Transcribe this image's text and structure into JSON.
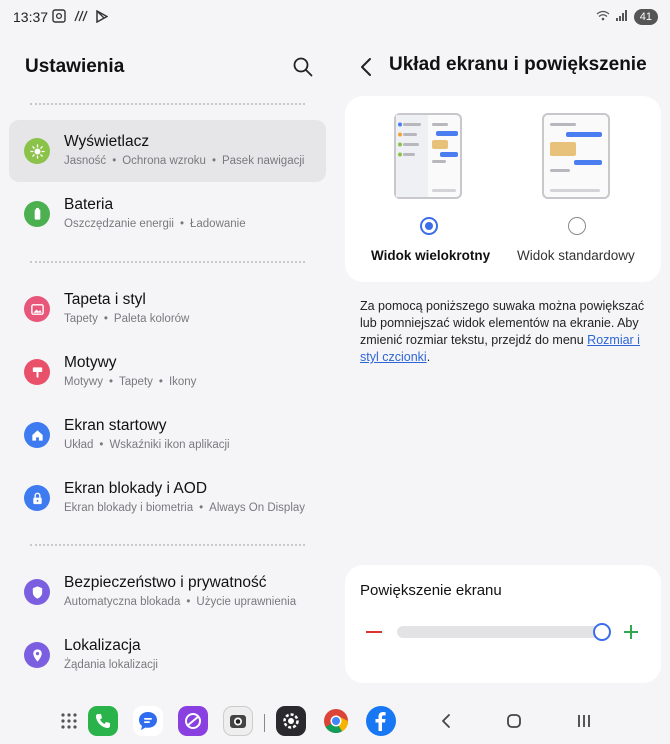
{
  "status_bar": {
    "time": "13:37",
    "icons": [
      "screenshot-icon",
      "nfc-icon",
      "play-store-icon"
    ],
    "battery": "41",
    "signal_icons": [
      "wifi-icon",
      "signal-icon"
    ]
  },
  "left_pane": {
    "title": "Ustawienia",
    "items": [
      {
        "title": "Wyświetlacz",
        "subtitle": [
          "Jasność",
          "Ochrona wzroku",
          "Pasek nawigacji"
        ],
        "icon": "sun-icon",
        "color": "#8bc34a",
        "selected": true
      },
      {
        "title": "Bateria",
        "subtitle": [
          "Oszczędzanie energii",
          "Ładowanie"
        ],
        "icon": "battery-icon",
        "color": "#4caf50"
      },
      {
        "title": "Tapeta i styl",
        "subtitle": [
          "Tapety",
          "Paleta kolorów"
        ],
        "icon": "image-icon",
        "color": "#e85679"
      },
      {
        "title": "Motywy",
        "subtitle": [
          "Motywy",
          "Tapety",
          "Ikony"
        ],
        "icon": "brush-icon",
        "color": "#e9516b"
      },
      {
        "title": "Ekran startowy",
        "subtitle": [
          "Układ",
          "Wskaźniki ikon aplikacji"
        ],
        "icon": "home-icon",
        "color": "#3e7bf0"
      },
      {
        "title": "Ekran blokady i AOD",
        "subtitle": [
          "Ekran blokady i biometria",
          "Always On Display"
        ],
        "icon": "lock-icon",
        "color": "#3e7bf0"
      },
      {
        "title": "Bezpieczeństwo i prywatność",
        "subtitle": [
          "Automatyczna blokada",
          "Użycie uprawnienia"
        ],
        "icon": "shield-icon",
        "color": "#7b5fe0"
      },
      {
        "title": "Lokalizacja",
        "subtitle": [
          "Żądania lokalizacji"
        ],
        "icon": "location-icon",
        "color": "#7b5fe0"
      }
    ]
  },
  "right_pane": {
    "title": "Układ ekranu i powiększenie",
    "options": [
      {
        "label": "Widok wielokrotny",
        "selected": true
      },
      {
        "label": "Widok standardowy",
        "selected": false
      }
    ],
    "description": "Za pomocą poniższego suwaka można powiększać lub pomniejszać widok elementów na ekranie. Aby zmienić rozmiar tekstu, przejdź do menu ",
    "description_link": "Rozmiar i styl czcionki",
    "description_end": ".",
    "zoom_title": "Powiększenie ekranu",
    "zoom_level": 1.0
  },
  "dock": {
    "apps": [
      "apps-grid-icon",
      "phone-icon",
      "messages-icon",
      "galaxy-store-icon",
      "camera-icon",
      "settings-icon",
      "chrome-icon",
      "facebook-icon"
    ],
    "nav": [
      "back-icon",
      "home-icon",
      "recents-icon"
    ]
  },
  "colors": {
    "accent": "#3d6ee9",
    "minus": "#dd3333",
    "plus": "#2fa84f"
  }
}
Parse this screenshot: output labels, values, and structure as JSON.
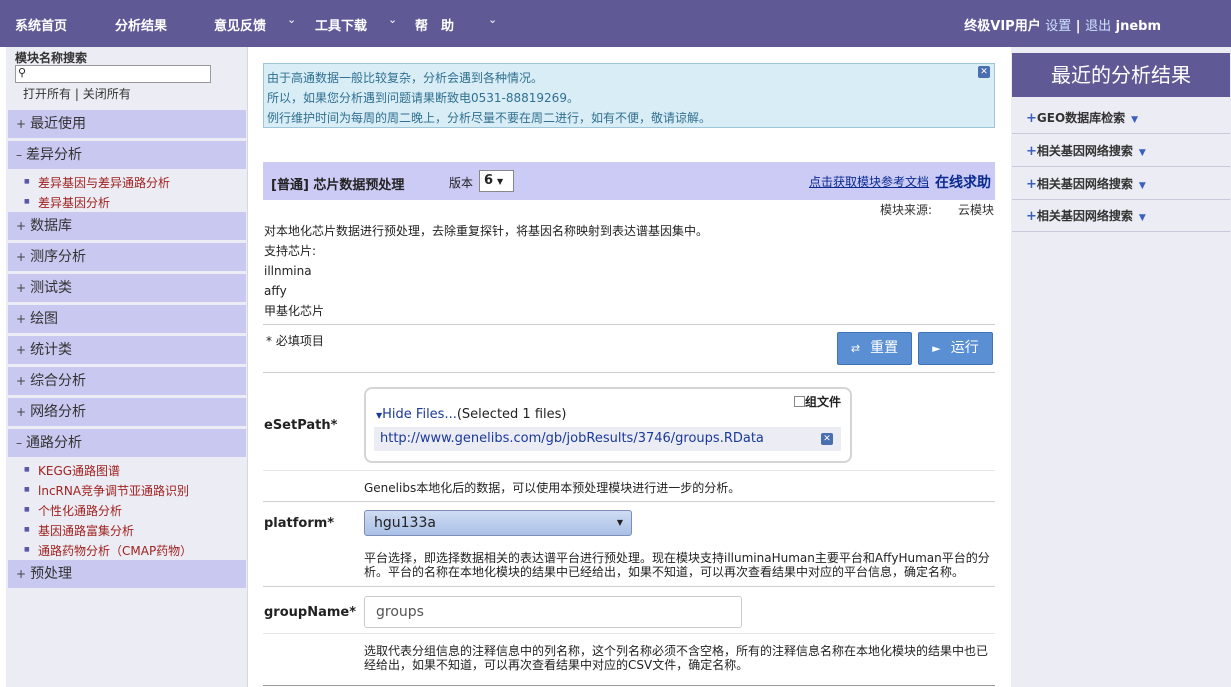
{
  "nav": {
    "items": [
      "系统首页",
      "分析结果",
      "意见反馈",
      "工具下载",
      "帮　助"
    ],
    "user_prefix": "终极VIP用户",
    "settings": "设置",
    "separator": "|",
    "logout": "退出",
    "username": "jnebm"
  },
  "sidebar": {
    "search_label": "模块名称搜索",
    "open_all": "打开所有",
    "close_all": "关闭所有",
    "groups": [
      {
        "sym": "+",
        "label": "最近使用"
      },
      {
        "sym": "–",
        "label": "差异分析"
      },
      {
        "sym": "+",
        "label": "数据库"
      },
      {
        "sym": "+",
        "label": "测序分析"
      },
      {
        "sym": "+",
        "label": "测试类"
      },
      {
        "sym": "+",
        "label": "绘图"
      },
      {
        "sym": "+",
        "label": "统计类"
      },
      {
        "sym": "+",
        "label": "综合分析"
      },
      {
        "sym": "+",
        "label": "网络分析"
      },
      {
        "sym": "–",
        "label": "通路分析"
      },
      {
        "sym": "+",
        "label": "预处理"
      }
    ],
    "diff_items": [
      "差异基因与差异通路分析",
      "差异基因分析"
    ],
    "pathway_items": [
      "KEGG通路图谱",
      "lncRNA竞争调节亚通路识别",
      "个性化通路分析",
      "基因通路富集分析",
      "通路药物分析（CMAP药物）"
    ]
  },
  "notice": {
    "lines": [
      "由于高通数据一般比较复杂，分析会遇到各种情况。",
      "所以，如果您分析遇到问题请果断致电0531-88819269。",
      "例行维护时间为每周的周二晚上，分析尽量不要在周二进行，如有不便，敬请谅解。"
    ]
  },
  "module": {
    "title": "[普通] 芯片数据预处理",
    "version_label": "版本",
    "version": "6",
    "doc_link": "点击获取模块参考文档",
    "help_link": "在线求助",
    "source_label": "模块来源:",
    "source_value": "云模块",
    "desc_lines": [
      "对本地化芯片数据进行预处理，去除重复探针，将基因名称映射到表达谱基因集中。",
      "支持芯片:",
      "illnmina",
      "affy",
      "甲基化芯片"
    ],
    "required_note": "* 必填项目",
    "reset_label": "重置",
    "run_label": "运行"
  },
  "form": {
    "esetpath": {
      "label": "eSetPath*",
      "group_files": "组文件",
      "hide_files": "Hide Files...",
      "selected": "(Selected 1 files)",
      "file_url": "http://www.genelibs.com/gb/jobResults/3746/groups.RData",
      "help": "Genelibs本地化后的数据，可以使用本预处理模块进行进一步的分析。"
    },
    "platform": {
      "label": "platform*",
      "value": "hgu133a",
      "help": "平台选择，即选择数据相关的表达谱平台进行预处理。现在模块支持illuminaHuman主要平台和AffyHuman平台的分析。平台的名称在本地化模块的结果中已经给出，如果不知道，可以再次查看结果中对应的平台信息，确定名称。"
    },
    "groupname": {
      "label": "groupName*",
      "value": "groups",
      "help": "选取代表分组信息的注释信息中的列名称，这个列名称必须不含空格，所有的注释信息名称在本地化模块的结果中也已经给出，如果不知道，可以再次查看结果中对应的CSV文件，确定名称。"
    }
  },
  "right_panel": {
    "title": "最近的分析结果",
    "items": [
      "GEO数据库检索",
      "相关基因网络搜索",
      "相关基因网络搜索",
      "相关基因网络搜索"
    ]
  },
  "colors": {
    "nav_bg": "#5f5a96",
    "sidebar_group_bg": "#c8c8f0",
    "notice_bg": "#d9edf7",
    "button_bg": "#5b8fd3"
  }
}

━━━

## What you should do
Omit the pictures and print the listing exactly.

## Answer space
Transcribe this image's text and structure into JSON.
{
  "status_bar": {
    "time": "13:37",
    "icons": [
      "screenshot-icon",
      "nfc-icon",
      "play-store-icon"
    ],
    "battery": "41",
    "signal_icons": [
      "wifi-icon",
      "signal-icon"
    ]
  },
  "left_pane": {
    "title": "Ustawienia",
    "items": [
      {
        "title": "Wyświetlacz",
        "subtitle": [
          "Jasność",
          "Ochrona wzroku",
          "Pasek nawigacji"
        ],
        "icon": "sun-icon",
        "color": "#8bc34a",
        "selected": true
      },
      {
        "title": "Bateria",
        "subtitle": [
          "Oszczędzanie energii",
          "Ładowanie"
        ],
        "icon": "battery-icon",
        "color": "#4caf50"
      },
      {
        "title": "Tapeta i styl",
        "subtitle": [
          "Tapety",
          "Paleta kolorów"
        ],
        "icon": "image-icon",
        "color": "#e85679"
      },
      {
        "title": "Motywy",
        "subtitle": [
          "Motywy",
          "Tapety",
          "Ikony"
        ],
        "icon": "brush-icon",
        "color": "#e9516b"
      },
      {
        "title": "Ekran startowy",
        "subtitle": [
          "Układ",
          "Wskaźniki ikon aplikacji"
        ],
        "icon": "home-icon",
        "color": "#3e7bf0"
      },
      {
        "title": "Ekran blokady i AOD",
        "subtitle": [
          "Ekran blokady i biometria",
          "Always On Display"
        ],
        "icon": "lock-icon",
        "color": "#3e7bf0"
      },
      {
        "title": "Bezpieczeństwo i prywatność",
        "subtitle": [
          "Automatyczna blokada",
          "Użycie uprawnienia"
        ],
        "icon": "shield-icon",
        "color": "#7b5fe0"
      },
      {
        "title": "Lokalizacja",
        "subtitle": [
          "Żądania lokalizacji"
        ],
        "icon": "location-icon",
        "color": "#7b5fe0"
      }
    ]
  },
  "right_pane": {
    "title": "Układ ekranu i powiększenie",
    "options": [
      {
        "label": "Widok wielokrotny",
        "selected": true
      },
      {
        "label": "Widok standardowy",
        "selected": false
      }
    ],
    "description": "Za pomocą poniższego suwaka można powiększać lub pomniejszać widok elementów na ekranie. Aby zmienić rozmiar tekstu, przejdź do menu ",
    "description_link": "Rozmiar i styl czcionki",
    "description_end": ".",
    "zoom_title": "Powiększenie ekranu",
    "zoom_level": 1.0
  },
  "dock": {
    "apps": [
      "apps-grid-icon",
      "phone-icon",
      "messages-icon",
      "galaxy-store-icon",
      "camera-icon",
      "settings-icon",
      "chrome-icon",
      "facebook-icon"
    ],
    "nav": [
      "back-icon",
      "home-icon",
      "recents-icon"
    ]
  },
  "colors": {
    "accent": "#3d6ee9",
    "minus": "#dd3333",
    "plus": "#2fa84f"
  }
}
Parse this screenshot: output labels, values, and structure as JSON.
{
  "nav": {
    "items": [
      "系统首页",
      "分析结果",
      "意见反馈",
      "工具下载",
      "帮　助"
    ],
    "user_prefix": "终极VIP用户",
    "settings": "设置",
    "separator": "|",
    "logout": "退出",
    "username": "jnebm"
  },
  "sidebar": {
    "search_label": "模块名称搜索",
    "open_all": "打开所有",
    "close_all": "关闭所有",
    "groups": [
      {
        "sym": "+",
        "label": "最近使用"
      },
      {
        "sym": "–",
        "label": "差异分析"
      },
      {
        "sym": "+",
        "label": "数据库"
      },
      {
        "sym": "+",
        "label": "测序分析"
      },
      {
        "sym": "+",
        "label": "测试类"
      },
      {
        "sym": "+",
        "label": "绘图"
      },
      {
        "sym": "+",
        "label": "统计类"
      },
      {
        "sym": "+",
        "label": "综合分析"
      },
      {
        "sym": "+",
        "label": "网络分析"
      },
      {
        "sym": "–",
        "label": "通路分析"
      },
      {
        "sym": "+",
        "label": "预处理"
      }
    ],
    "diff_items": [
      "差异基因与差异通路分析",
      "差异基因分析"
    ],
    "pathway_items": [
      "KEGG通路图谱",
      "lncRNA竞争调节亚通路识别",
      "个性化通路分析",
      "基因通路富集分析",
      "通路药物分析（CMAP药物）"
    ]
  },
  "notice": {
    "lines": [
      "由于高通数据一般比较复杂，分析会遇到各种情况。",
      "所以，如果您分析遇到问题请果断致电0531-88819269。",
      "例行维护时间为每周的周二晚上，分析尽量不要在周二进行，如有不便，敬请谅解。"
    ]
  },
  "module": {
    "title": "[普通] 芯片数据预处理",
    "version_label": "版本",
    "version": "6",
    "doc_link": "点击获取模块参考文档",
    "help_link": "在线求助",
    "source_label": "模块来源:",
    "source_value": "云模块",
    "desc_lines": [
      "对本地化芯片数据进行预处理，去除重复探针，将基因名称映射到表达谱基因集中。",
      "支持芯片:",
      "illnmina",
      "affy",
      "甲基化芯片"
    ],
    "required_note": "* 必填项目",
    "reset_label": "重置",
    "run_label": "运行"
  },
  "form": {
    "esetpath": {
      "label": "eSetPath*",
      "group_files": "组文件",
      "hide_files": "Hide Files...",
      "selected": "(Selected 1 files)",
      "file_url": "http://www.genelibs.com/gb/jobResults/3746/groups.RData",
      "help": "Genelibs本地化后的数据，可以使用本预处理模块进行进一步的分析。"
    },
    "platform": {
      "label": "platform*",
      "value": "hgu133a",
      "help": "平台选择，即选择数据相关的表达谱平台进行预处理。现在模块支持illuminaHuman主要平台和AffyHuman平台的分析。平台的名称在本地化模块的结果中已经给出，如果不知道，可以再次查看结果中对应的平台信息，确定名称。"
    },
    "groupname": {
      "label": "groupName*",
      "value": "groups",
      "help": "选取代表分组信息的注释信息中的列名称，这个列名称必须不含空格，所有的注释信息名称在本地化模块的结果中也已经给出，如果不知道，可以再次查看结果中对应的CSV文件，确定名称。"
    }
  },
  "right_panel": {
    "title": "最近的分析结果",
    "items": [
      "GEO数据库检索",
      "相关基因网络搜索",
      "相关基因网络搜索",
      "相关基因网络搜索"
    ]
  },
  "colors": {
    "nav_bg": "#5f5a96",
    "sidebar_group_bg": "#c8c8f0",
    "notice_bg": "#d9edf7",
    "button_bg": "#5b8fd3"
  }
}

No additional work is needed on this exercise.